Monday Mull: Revelation 21:1-8

I’m never sure what to do with Revelation. I love the letters in the beginning, once I learned how to read them contextually and not presently. (YOU are not lukewarm, you do not need to worry about being spat from God’s mouth.)

My friend Spiff, with whom I co-host Two on One (a conversation on pop culture, church and the intersections inherent), loves the Jezebel preacher mentioned in the opening letters–there must have been a woman who would not shut up, who cheesed off John of Patmos, and who had a following for her different views.

And there’s the end of the letter–the finale, the word of hope. That God will triumph; when God can say, “It’s over!” there’s a new earth and new Jerusalem and there are no more tears and it is the Zed at the end just like there’s the alpha in the beginning.

I guess I wish more people spoke Greek, or read it? I feel like I’ll be preaching to former frat boys and sorority girls, and the occasional biblical scholar with this text. A-to-Z, or a-to-zed, just doesn’t cut it yet. How do we enclose the full narrative? Tie the beginning to the end? How does one inherit from that which never dies?

What happens when the entire book is a metaphor except this chapter, which is the culmination of hope we need in this current moment, not just against Rome but all Romes? What does a post-progressive do with Revelation and all its baggage?

Full and fair disclosure, friends: I am mulling four separate sermon texts (Hosea and John, Romans 10, and Mark 7) in the same week, as I prepare for a concentrated week of doctoral classes, and then a week of vacation. I am not writing all of these sermons in a week… probably… but if these seem more clipped than normal, perhaps that is why.

Monday Mull: John 14 and Hosea 11

Harmonia Rosales, The Creation of God
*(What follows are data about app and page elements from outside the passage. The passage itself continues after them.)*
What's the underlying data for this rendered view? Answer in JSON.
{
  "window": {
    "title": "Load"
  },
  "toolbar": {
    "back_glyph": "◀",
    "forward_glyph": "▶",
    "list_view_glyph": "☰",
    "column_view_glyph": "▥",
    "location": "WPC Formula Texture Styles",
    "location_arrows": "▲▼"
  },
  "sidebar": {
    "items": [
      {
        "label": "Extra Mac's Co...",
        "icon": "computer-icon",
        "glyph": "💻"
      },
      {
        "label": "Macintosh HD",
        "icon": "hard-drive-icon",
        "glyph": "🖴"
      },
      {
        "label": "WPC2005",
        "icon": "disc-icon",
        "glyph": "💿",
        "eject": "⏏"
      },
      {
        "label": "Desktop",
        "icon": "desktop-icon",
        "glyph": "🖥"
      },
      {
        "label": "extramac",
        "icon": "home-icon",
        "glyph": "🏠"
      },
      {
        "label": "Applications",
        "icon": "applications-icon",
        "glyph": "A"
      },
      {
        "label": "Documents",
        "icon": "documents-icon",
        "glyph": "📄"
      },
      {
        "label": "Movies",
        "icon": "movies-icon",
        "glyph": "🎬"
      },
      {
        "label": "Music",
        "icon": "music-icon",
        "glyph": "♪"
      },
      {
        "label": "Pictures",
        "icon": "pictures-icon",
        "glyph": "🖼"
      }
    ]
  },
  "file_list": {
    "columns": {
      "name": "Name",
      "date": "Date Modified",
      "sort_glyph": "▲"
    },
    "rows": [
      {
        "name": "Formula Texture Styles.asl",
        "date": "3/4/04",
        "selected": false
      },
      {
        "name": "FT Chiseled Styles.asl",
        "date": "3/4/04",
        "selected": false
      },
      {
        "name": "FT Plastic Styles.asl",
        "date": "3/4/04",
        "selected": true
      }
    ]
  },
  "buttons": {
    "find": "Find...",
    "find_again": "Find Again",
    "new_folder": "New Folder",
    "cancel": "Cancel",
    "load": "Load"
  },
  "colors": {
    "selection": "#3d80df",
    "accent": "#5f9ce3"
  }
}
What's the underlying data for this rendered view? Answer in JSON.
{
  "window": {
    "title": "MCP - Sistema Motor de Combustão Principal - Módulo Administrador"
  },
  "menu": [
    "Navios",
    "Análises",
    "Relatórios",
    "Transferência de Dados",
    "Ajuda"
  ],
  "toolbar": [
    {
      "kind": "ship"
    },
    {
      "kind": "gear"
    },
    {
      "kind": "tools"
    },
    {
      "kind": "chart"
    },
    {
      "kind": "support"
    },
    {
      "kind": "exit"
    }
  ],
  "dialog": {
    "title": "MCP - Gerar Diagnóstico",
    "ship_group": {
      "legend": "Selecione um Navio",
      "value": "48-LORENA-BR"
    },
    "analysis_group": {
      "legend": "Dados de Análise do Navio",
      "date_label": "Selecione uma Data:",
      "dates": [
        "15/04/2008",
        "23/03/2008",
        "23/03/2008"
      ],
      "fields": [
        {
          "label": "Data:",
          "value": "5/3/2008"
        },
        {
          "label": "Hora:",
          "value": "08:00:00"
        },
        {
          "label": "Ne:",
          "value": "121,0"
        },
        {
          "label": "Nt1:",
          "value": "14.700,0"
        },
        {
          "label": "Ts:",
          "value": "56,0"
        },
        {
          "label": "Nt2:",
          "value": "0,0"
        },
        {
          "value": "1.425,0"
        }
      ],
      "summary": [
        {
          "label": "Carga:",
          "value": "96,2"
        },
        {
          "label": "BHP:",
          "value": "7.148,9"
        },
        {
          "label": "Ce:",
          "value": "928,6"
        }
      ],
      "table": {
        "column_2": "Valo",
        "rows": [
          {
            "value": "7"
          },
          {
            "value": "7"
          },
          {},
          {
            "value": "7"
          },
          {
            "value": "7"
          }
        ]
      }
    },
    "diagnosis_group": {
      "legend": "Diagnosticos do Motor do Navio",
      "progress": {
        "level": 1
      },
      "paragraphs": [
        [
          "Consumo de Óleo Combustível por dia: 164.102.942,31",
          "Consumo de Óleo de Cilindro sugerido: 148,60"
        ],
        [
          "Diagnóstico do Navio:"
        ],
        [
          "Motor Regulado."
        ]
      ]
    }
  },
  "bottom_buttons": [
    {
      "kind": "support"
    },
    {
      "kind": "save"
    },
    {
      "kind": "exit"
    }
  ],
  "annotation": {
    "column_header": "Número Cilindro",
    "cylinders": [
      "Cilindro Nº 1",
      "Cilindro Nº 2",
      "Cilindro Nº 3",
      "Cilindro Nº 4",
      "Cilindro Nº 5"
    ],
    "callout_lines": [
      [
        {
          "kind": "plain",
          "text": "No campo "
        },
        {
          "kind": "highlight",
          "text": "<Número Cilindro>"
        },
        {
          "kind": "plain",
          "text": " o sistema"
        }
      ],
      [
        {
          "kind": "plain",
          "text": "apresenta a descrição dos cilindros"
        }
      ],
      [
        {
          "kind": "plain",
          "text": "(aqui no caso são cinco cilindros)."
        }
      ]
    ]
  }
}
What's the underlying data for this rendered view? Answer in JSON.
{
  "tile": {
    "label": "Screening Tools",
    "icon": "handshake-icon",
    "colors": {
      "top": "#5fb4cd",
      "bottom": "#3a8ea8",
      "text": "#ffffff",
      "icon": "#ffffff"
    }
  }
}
Doing this Names of God thing is a little different this summer, though, I shouldn’t be surprised; nothing is going as planned this year, and it is most certainly a gift, no matter what anyone tells us. This is the moment of awakening, it seems, for far too many people far too comfortable with hegemony and the default.

I am one of them, actively trying to stay awake and keep momentum. I have let my sibs and folx down. I reaffirm my call to do justice, to preach bravely, to love mightily.

This Sunday is Father’s Day, and since we’re doing “ways to refer to God,” it makes sense, I think, to talk about patristic language for the Divine. I’m using John 14–already a problematic text because of bad interpretation of Jesus as Way/Truth/Life–and of course, there’s this idea of Jesus running interference to keep people away from God who he calls Father.

Hosea 11 presents God in maternal, traditionally feminine strength and concern. Are these the same God? Of course.

I have no problem with father-language for God, if it is done in conjunction, in intentional balance, with mother-language. A friend once told me that removing paternal language and replacing it with gender-neutral language still excluded women, just from a different approach, and I seek to balance that. I think of the community herchurch in San Francisco, that only uses feminine language for the divine, but will be more accommodating for male language when all the churches using male language first accommodate. (And I love that.) But maybe my beloved community isn’t there yet.

Something to work towards, surely.